The European Union has just concluded its quinquennial ritual of choosing the leaders of its major institutions. This process has, especially since the introduction of the spitzenkandidaat process in 2014, been subject to much criticism for not being very transparent. This is clearly an invalid debate for two reasons. The first is that none of the spitzenkandidaaten were chosen. This was much to the wunderkind, Manfred Weber’s, chagrin. The second is that the whole process was televised. This is something rather unique. Which head of any central bank is selected publicly? Perhaps none.
Another thing to note is how long the process took. It seemed to take forever. In fact, like many things, there was much anticipation. Rather, through clear universal consensus in terms of what exactly needs to be achieved. It took only three days to do something which previously had taken three months.
Looking at leaders of EU institutions throughout the years, one would be mistaken to think that they are nobodies, given that they are normally relatively unknown internationally. On the other hand, aside from those sent by British delegation, they are often remarkably high achievers. It always seems like something akin to the Justice League or the League of Extraordinary Gentlemen. To be fair, many certainly do view themselves as upholders of freedom and justice for the general population. We are not going to go into the psychology of the kinds of people who feel compelled that they are part of a chosen few capable of solving our great problems. These individuals are true heavyweights in the world of politics, each of which with real-world, and surprisingly diverse experience. Usually their influence is limited domestically, just like Superman will not often impact the world of Batman, aside from certain chosen instances. The powers that be have made their decree, it is time to find out who will be steering the big yellow and blue boat called the European Union.
David-Maria Sassoli – European Parliament President
The only non-Francophone of the lot, he is probably the most anodyne. He spent around three decades working at a journalist. By around the year 2000 after a few years as the anchorman of TG1, Italy’s state-owned television’s news show, he became the country’s best-known journalist. He was a sort of Italian Walter Cronkite. By 2009, he entered the world of politics and became MEP for Central Italy, fighting for human rights and against extreme poverty, he also served as Vice-President of the European Parliament, and has been succeed by Mairead McGuinness.
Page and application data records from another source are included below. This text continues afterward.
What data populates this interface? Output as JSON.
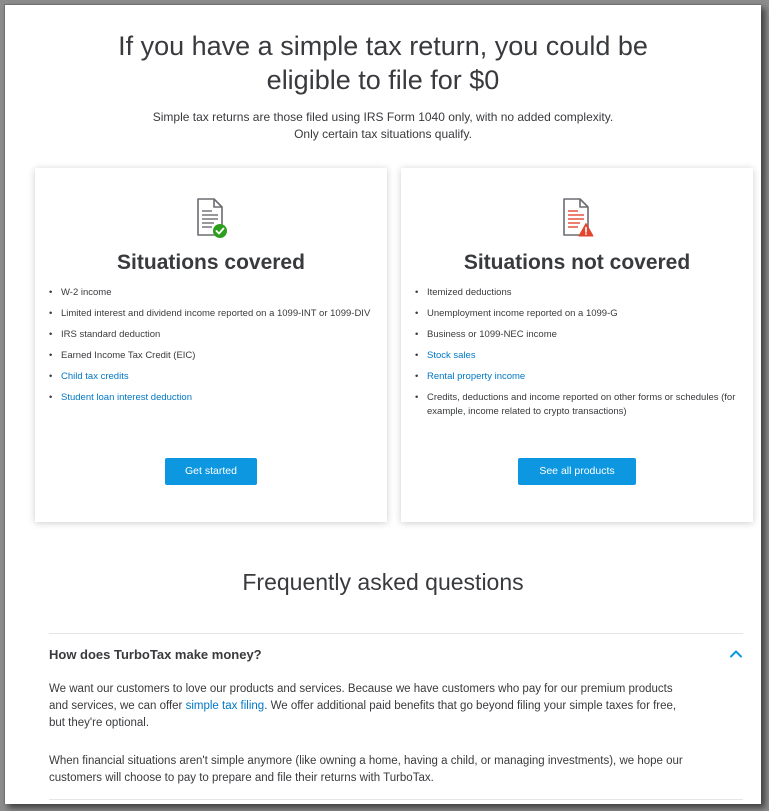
{
  "hero": {
    "title_line1": "If you have a simple tax return, you could be",
    "title_line2": "eligible to file for $0",
    "subtitle_line1": "Simple tax returns are those filed using IRS Form 1040 only, with no added complexity.",
    "subtitle_line2": "Only certain tax situations qualify."
  },
  "covered": {
    "icon": "document-check-icon",
    "title": "Situations covered",
    "items": [
      "W-2 income",
      "Limited interest and dividend income reported on a 1099-INT or 1099-DIV",
      "IRS standard deduction",
      "Earned Income Tax Credit (EIC)",
      "Child tax credits",
      "Student loan interest deduction"
    ],
    "button": "Get started"
  },
  "not_covered": {
    "icon": "document-warning-icon",
    "title": "Situations not covered",
    "items": [
      "Itemized deductions",
      "Unemployment income reported on a 1099-G",
      "Business or 1099-NEC income",
      "Stock sales",
      "Rental property income",
      "Credits, deductions and income reported on other forms or schedules (for example, income related to crypto transactions)"
    ],
    "button": "See all products"
  },
  "faq": {
    "title": "Frequently asked questions",
    "question": "How does TurboTax make money?",
    "answer1_part1": "We want our customers to love our products and services. Because we have customers who pay for our premium products and services, we can offer ",
    "answer1_link": "simple tax filing",
    "answer1_part2": ". We offer additional paid benefits that go beyond filing your simple taxes for free, but they're optional.",
    "answer2": "When financial situations aren't simple anymore (like owning a home, having a child, or managing investments), we hope our customers will choose to pay to prepare and file their returns with TurboTax."
  },
  "colors": {
    "accent": "#0d97e0",
    "link": "#0077c5",
    "text": "#393a3d",
    "check": "#2ca01c",
    "warning": "#e2462f"
  }
}
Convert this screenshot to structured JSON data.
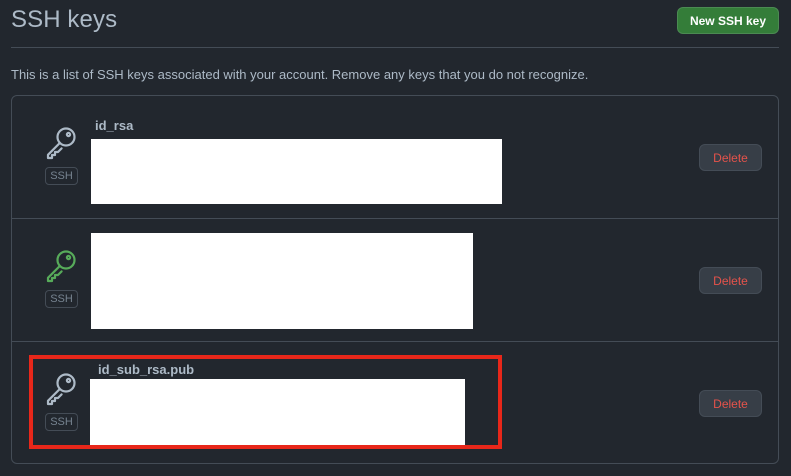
{
  "header": {
    "title": "SSH keys",
    "new_key_label": "New SSH key"
  },
  "intro_text": "This is a list of SSH keys associated with your account. Remove any keys that you do not recognize.",
  "keys": [
    {
      "name": "id_rsa",
      "type_label": "SSH",
      "icon": "key-icon",
      "icon_color": "#adbac7",
      "delete_label": "Delete"
    },
    {
      "name": "",
      "type_label": "SSH",
      "icon": "key-icon",
      "icon_color": "#57ab5a",
      "delete_label": "Delete"
    },
    {
      "name": "id_sub_rsa.pub",
      "type_label": "SSH",
      "icon": "key-icon",
      "icon_color": "#adbac7",
      "delete_label": "Delete"
    }
  ],
  "colors": {
    "background": "#22272e",
    "primary_button": "#347d39",
    "danger_text": "#e5534b",
    "highlight": "#e8271a"
  }
}
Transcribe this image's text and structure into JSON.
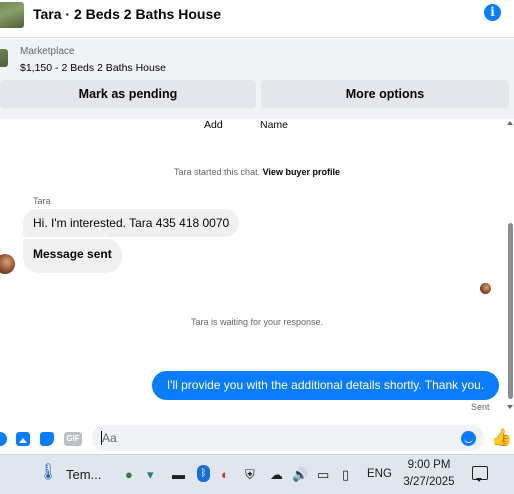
{
  "header": {
    "title": "Tara · 2 Beds 2 Baths House",
    "info_glyph": "i"
  },
  "marketplace": {
    "label": "Marketplace",
    "item": "$1,150 - 2 Beds 2 Baths House",
    "pending_button": "Mark as pending",
    "more_button": "More options"
  },
  "chat": {
    "add_label": "Add",
    "name_label": "Name",
    "started_text": "Tara started this chat.",
    "buyer_profile_link": "View buyer profile",
    "sender_name": "Tara",
    "messages_in": [
      "Hi. I'm interested. Tara 435 418 0070",
      "Message sent"
    ],
    "waiting_text": "Tara is waiting for your response.",
    "message_out": "I'll provide you with the additional details shortly. Thank you.",
    "sent_status": "Sent"
  },
  "composer": {
    "placeholder": "Aa",
    "gif_label": "GIF",
    "like_glyph": "👍"
  },
  "taskbar": {
    "temperature": "Tem...",
    "therm_glyph": "🌡",
    "bluetooth_glyph": "ᛒ",
    "language": "ENG",
    "time": "9:00 PM",
    "date": "3/27/2025"
  },
  "colors": {
    "accent": "#0a7cff",
    "bubble_in": "#f0f0f0",
    "panel_bg": "#f0f2f5",
    "button_bg": "#e4e6eb",
    "taskbar_bg": "#dfe6ee"
  },
  "icons": [
    "info-icon",
    "plus-icon",
    "photo-icon",
    "sticker-icon",
    "gif-icon",
    "emoji-icon",
    "like-icon",
    "thermometer-icon",
    "globe-icon",
    "wifi-icon",
    "battery-icon",
    "bluetooth-icon",
    "ccleaner-icon",
    "shield-icon",
    "cloud-icon",
    "volume-icon",
    "display-icon",
    "phone-icon",
    "notification-icon"
  ]
}
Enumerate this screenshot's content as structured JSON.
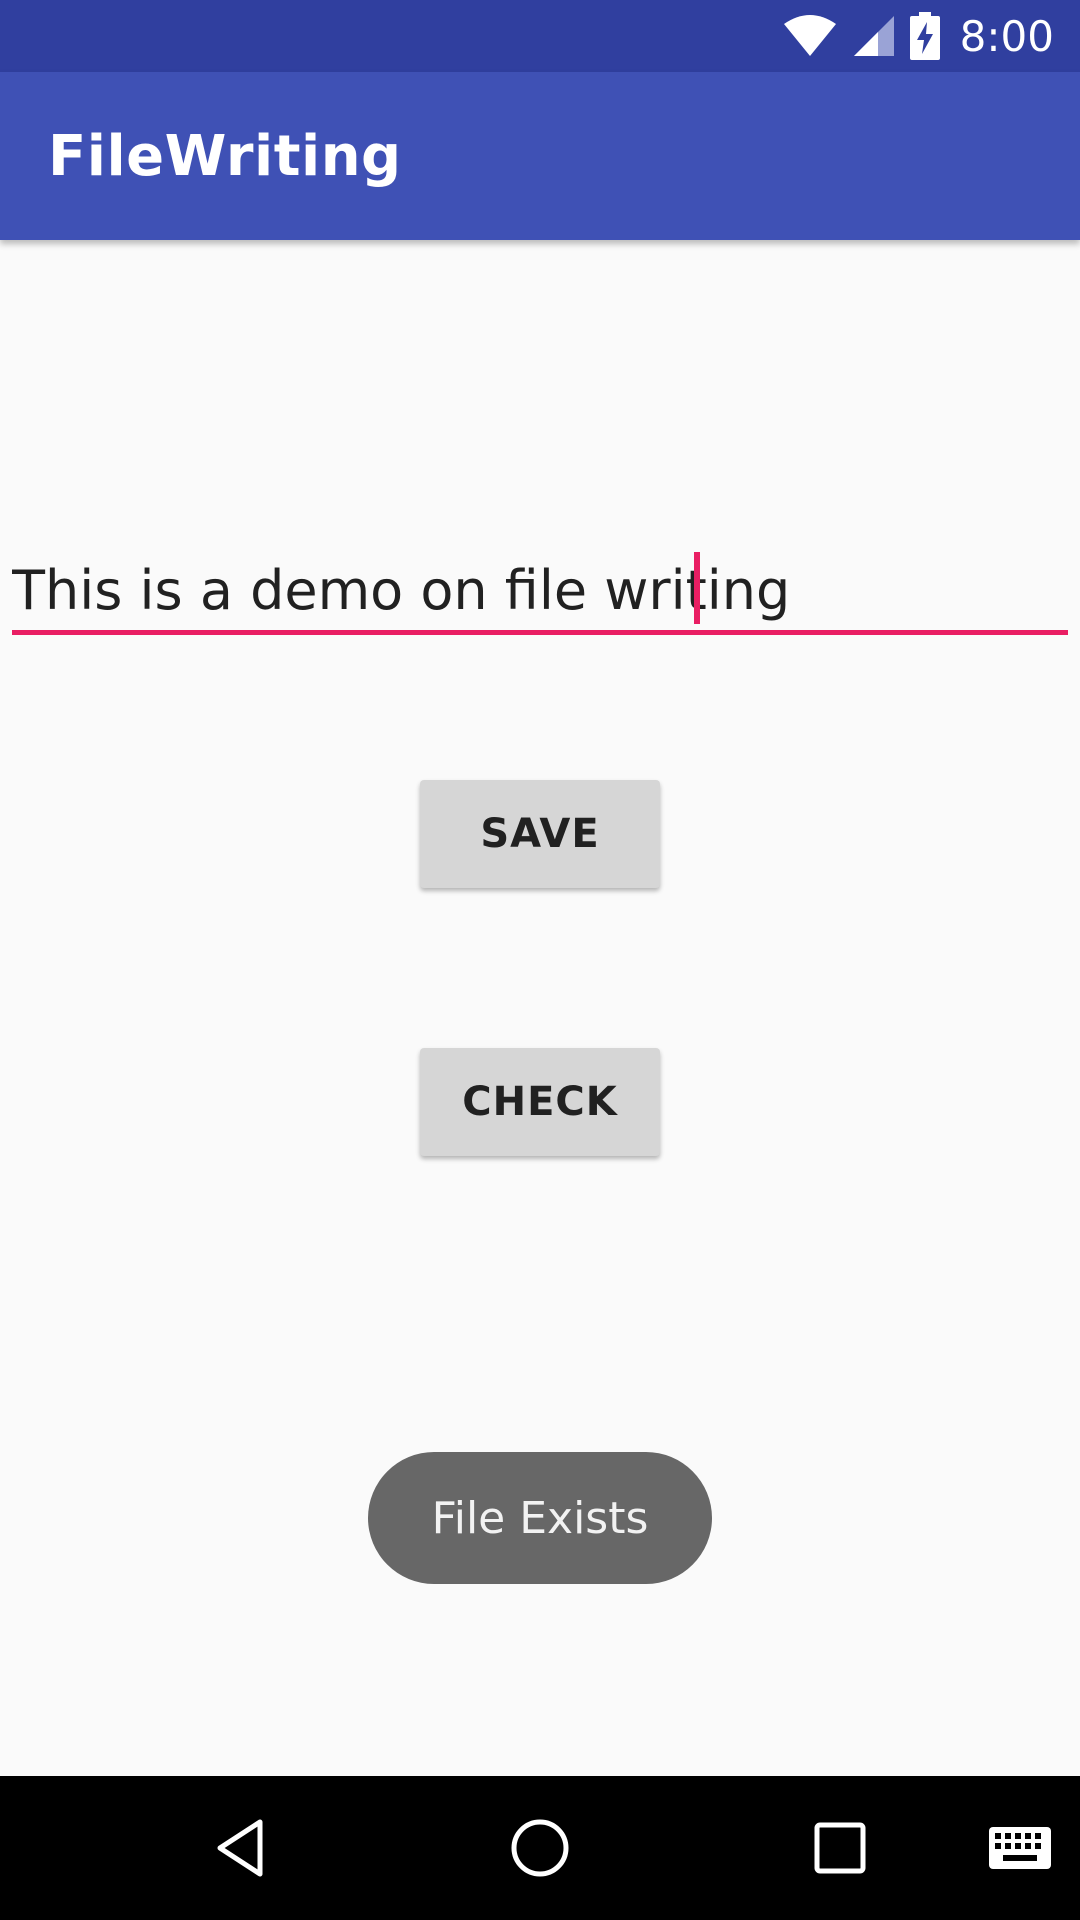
{
  "status_bar": {
    "time": "8:00",
    "icons": [
      "wifi-icon",
      "signal-icon",
      "battery-charging-icon"
    ]
  },
  "app_bar": {
    "title": "FileWriting",
    "color": "#3f51b5",
    "status_color": "#303f9f"
  },
  "form": {
    "text_value": "This is a demo on file writing",
    "accent_color": "#e91e63"
  },
  "buttons": {
    "save_label": "SAVE",
    "check_label": "CHECK"
  },
  "toast": {
    "message": "File Exists"
  },
  "nav_bar": {
    "icons": [
      "back-icon",
      "home-icon",
      "recents-icon",
      "keyboard-icon"
    ]
  }
}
Ursula Von der Leyen – European Commission President
With a name like Von der Leyen, this Brussels-born German defense minister. It would seem natural for her to be running something important in Europe, by virtue of the formalities that must be adhered to as though this position was divinely decreed. This name comes from her husband Heiko’s side. In return for making a fortune in Silk manufacturing, the family was rewarded with titles of nobility, mayorships, and the like. She is no wet rag, however, and incredibly accomplished. Not only is she not a career politician, but a physician by training. She has taught at university level, raised seven children, and occupied a total of four ministerial roles since being elected to office in 2003. She is also the only minister to have served under Angela Merkel’s four terms. She has also achieved many things such as increasing the number of childcare facilities in Germany, enforce minimum wage legislation, and blocking child pornography.
Charles Michel – European Council President
The first thing to note with Charles Michel is his age. At 43 years of age, although he is certainly not the youngest member of the European Parliament, the average is 55, is career is defined by doing things that are expected of those much older than her. For instance, he is nearly 20 years younger than his contemporaries in the big four positions. He is a decade younger than his two predecessors when they took their position. When elected for his first term as Belgian Prime Minister, he was the second youngest man to take the post in the country’s history. He was the youngest minister in history , he was the country’s youngest minister. This can be attributed to entering politics at 16 and being elected councilor at age 18. Perhaps this is proof of László Polgár’s idea that “geniuses are made, not born”, this man who engineered his daughters to be the two best female chess players in the world. There might be a limit to this theory, however, given that for the last six months he has been leading a collapsed government. Although Belgium is no stranger to not having a functioning government, having previously 2007 to 2011 without one.
Christine Lagarde – ECB President
Mrs. Lagarde is probably the most surprising of all of the nominees, given that she had technically left the world of European Politics to be the first female managing director of the IMF after her predecessor’s disgraceful departure. A trained lawyer, chef is the first female of a lot of things that she has done and continues to do.. The last achievement is her current nomination to be the first woman in this position. She was the first female chairman of Baker & McKenzie, first female Minister of Commerce, first female Finance Minister. What is very interesting, is that in spite of these roles in the world of policy-making and enforcement within the domains of fiscal policy, and finance, she has no experience in monetary policy. What is must notable is that she is due to start her new job on November 1st, the day following the United Kingdom’s third Brexit date. Mohamed El-Erian of Allianz and PIMCO views her as a much needed beath of fresh air for the dusty and stale ECB, which is in the need of an image change.
Considering the insistence on gender valance in these roles, several things must be noted. A certain emphasis was meant to be placed on geographic diversity and representation of the leaders. The four leaders are from Germany, France, Belgium, and Italy. They are part of the original six members.